*Aim of the task*
Print each line of the listing once more, precisely as given.
[Available data]
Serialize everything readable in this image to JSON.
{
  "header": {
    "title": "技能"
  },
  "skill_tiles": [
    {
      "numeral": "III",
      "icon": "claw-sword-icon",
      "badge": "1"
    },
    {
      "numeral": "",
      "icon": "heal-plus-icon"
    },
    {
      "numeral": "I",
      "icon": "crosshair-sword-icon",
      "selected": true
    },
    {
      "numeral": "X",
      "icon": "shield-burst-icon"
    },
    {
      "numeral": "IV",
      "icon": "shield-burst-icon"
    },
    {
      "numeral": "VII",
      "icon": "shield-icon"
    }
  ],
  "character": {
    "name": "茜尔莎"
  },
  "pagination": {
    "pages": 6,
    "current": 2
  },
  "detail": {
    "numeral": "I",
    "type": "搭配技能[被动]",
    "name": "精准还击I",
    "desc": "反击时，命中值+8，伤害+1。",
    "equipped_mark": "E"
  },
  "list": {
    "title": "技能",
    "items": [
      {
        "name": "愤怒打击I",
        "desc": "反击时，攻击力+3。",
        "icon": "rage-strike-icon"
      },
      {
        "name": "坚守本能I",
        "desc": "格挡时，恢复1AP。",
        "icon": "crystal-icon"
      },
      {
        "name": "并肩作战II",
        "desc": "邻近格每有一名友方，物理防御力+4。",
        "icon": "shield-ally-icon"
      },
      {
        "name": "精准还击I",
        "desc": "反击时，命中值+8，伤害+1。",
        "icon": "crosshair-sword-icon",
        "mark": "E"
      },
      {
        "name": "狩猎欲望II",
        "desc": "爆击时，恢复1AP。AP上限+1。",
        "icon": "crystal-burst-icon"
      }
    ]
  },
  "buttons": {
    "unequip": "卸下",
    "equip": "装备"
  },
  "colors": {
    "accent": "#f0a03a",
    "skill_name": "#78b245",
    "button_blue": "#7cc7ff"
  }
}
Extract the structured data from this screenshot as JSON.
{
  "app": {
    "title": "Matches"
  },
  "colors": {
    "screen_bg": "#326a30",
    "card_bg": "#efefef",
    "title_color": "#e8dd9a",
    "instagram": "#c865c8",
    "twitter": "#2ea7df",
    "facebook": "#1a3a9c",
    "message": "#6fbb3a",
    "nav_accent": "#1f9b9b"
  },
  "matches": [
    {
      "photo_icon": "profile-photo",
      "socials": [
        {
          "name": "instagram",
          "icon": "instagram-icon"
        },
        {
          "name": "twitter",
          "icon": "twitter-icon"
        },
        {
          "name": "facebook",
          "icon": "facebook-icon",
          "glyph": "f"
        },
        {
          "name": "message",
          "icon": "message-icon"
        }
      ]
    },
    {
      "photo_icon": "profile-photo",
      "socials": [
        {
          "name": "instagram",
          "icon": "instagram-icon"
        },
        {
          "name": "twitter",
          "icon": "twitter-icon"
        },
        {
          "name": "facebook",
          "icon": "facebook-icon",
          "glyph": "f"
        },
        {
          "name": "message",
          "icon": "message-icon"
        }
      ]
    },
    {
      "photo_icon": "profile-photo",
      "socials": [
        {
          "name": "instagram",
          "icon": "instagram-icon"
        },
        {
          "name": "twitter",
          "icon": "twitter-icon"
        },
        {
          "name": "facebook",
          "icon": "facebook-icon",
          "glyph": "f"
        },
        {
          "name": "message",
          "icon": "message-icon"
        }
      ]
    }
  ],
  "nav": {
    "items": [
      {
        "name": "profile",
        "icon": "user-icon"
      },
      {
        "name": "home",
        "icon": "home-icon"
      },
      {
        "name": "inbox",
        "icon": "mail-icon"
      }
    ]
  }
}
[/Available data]
*Response to the task*
Serialize everything readable in this image to JSON.
{
  "header": {
    "title": "技能"
  },
  "skill_tiles": [
    {
      "numeral": "III",
      "icon": "claw-sword-icon",
      "badge": "1"
    },
    {
      "numeral": "",
      "icon": "heal-plus-icon"
    },
    {
      "numeral": "I",
      "icon": "crosshair-sword-icon",
      "selected": true
    },
    {
      "numeral": "X",
      "icon": "shield-burst-icon"
    },
    {
      "numeral": "IV",
      "icon": "shield-burst-icon"
    },
    {
      "numeral": "VII",
      "icon": "shield-icon"
    }
  ],
  "character": {
    "name": "茜尔莎"
  },
  "pagination": {
    "pages": 6,
    "current": 2
  },
  "detail": {
    "numeral": "I",
    "type": "搭配技能[被动]",
    "name": "精准还击I",
    "desc": "反击时，命中值+8，伤害+1。",
    "equipped_mark": "E"
  },
  "list": {
    "title": "技能",
    "items": [
      {
        "name": "愤怒打击I",
        "desc": "反击时，攻击力+3。",
        "icon": "rage-strike-icon"
      },
      {
        "name": "坚守本能I",
        "desc": "格挡时，恢复1AP。",
        "icon": "crystal-icon"
      },
      {
        "name": "并肩作战II",
        "desc": "邻近格每有一名友方，物理防御力+4。",
        "icon": "shield-ally-icon"
      },
      {
        "name": "精准还击I",
        "desc": "反击时，命中值+8，伤害+1。",
        "icon": "crosshair-sword-icon",
        "mark": "E"
      },
      {
        "name": "狩猎欲望II",
        "desc": "爆击时，恢复1AP。AP上限+1。",
        "icon": "crystal-burst-icon"
      }
    ]
  },
  "buttons": {
    "unequip": "卸下",
    "equip": "装备"
  },
  "colors": {
    "accent": "#f0a03a",
    "skill_name": "#78b245",
    "button_blue": "#7cc7ff"
  }
}
Extract the structured data from this screenshot as JSON.
{
  "app": {
    "title": "Matches"
  },
  "colors": {
    "screen_bg": "#326a30",
    "card_bg": "#efefef",
    "title_color": "#e8dd9a",
    "instagram": "#c865c8",
    "twitter": "#2ea7df",
    "facebook": "#1a3a9c",
    "message": "#6fbb3a",
    "nav_accent": "#1f9b9b"
  },
  "matches": [
    {
      "photo_icon": "profile-photo",
      "socials": [
        {
          "name": "instagram",
          "icon": "instagram-icon"
        },
        {
          "name": "twitter",
          "icon": "twitter-icon"
        },
        {
          "name": "facebook",
          "icon": "facebook-icon",
          "glyph": "f"
        },
        {
          "name": "message",
          "icon": "message-icon"
        }
      ]
    },
    {
      "photo_icon": "profile-photo",
      "socials": [
        {
          "name": "instagram",
          "icon": "instagram-icon"
        },
        {
          "name": "twitter",
          "icon": "twitter-icon"
        },
        {
          "name": "facebook",
          "icon": "facebook-icon",
          "glyph": "f"
        },
        {
          "name": "message",
          "icon": "message-icon"
        }
      ]
    },
    {
      "photo_icon": "profile-photo",
      "socials": [
        {
          "name": "instagram",
          "icon": "instagram-icon"
        },
        {
          "name": "twitter",
          "icon": "twitter-icon"
        },
        {
          "name": "facebook",
          "icon": "facebook-icon",
          "glyph": "f"
        },
        {
          "name": "message",
          "icon": "message-icon"
        }
      ]
    }
  ],
  "nav": {
    "items": [
      {
        "name": "profile",
        "icon": "user-icon"
      },
      {
        "name": "home",
        "icon": "home-icon"
      },
      {
        "name": "inbox",
        "icon": "mail-icon"
      }
    ]
  }
}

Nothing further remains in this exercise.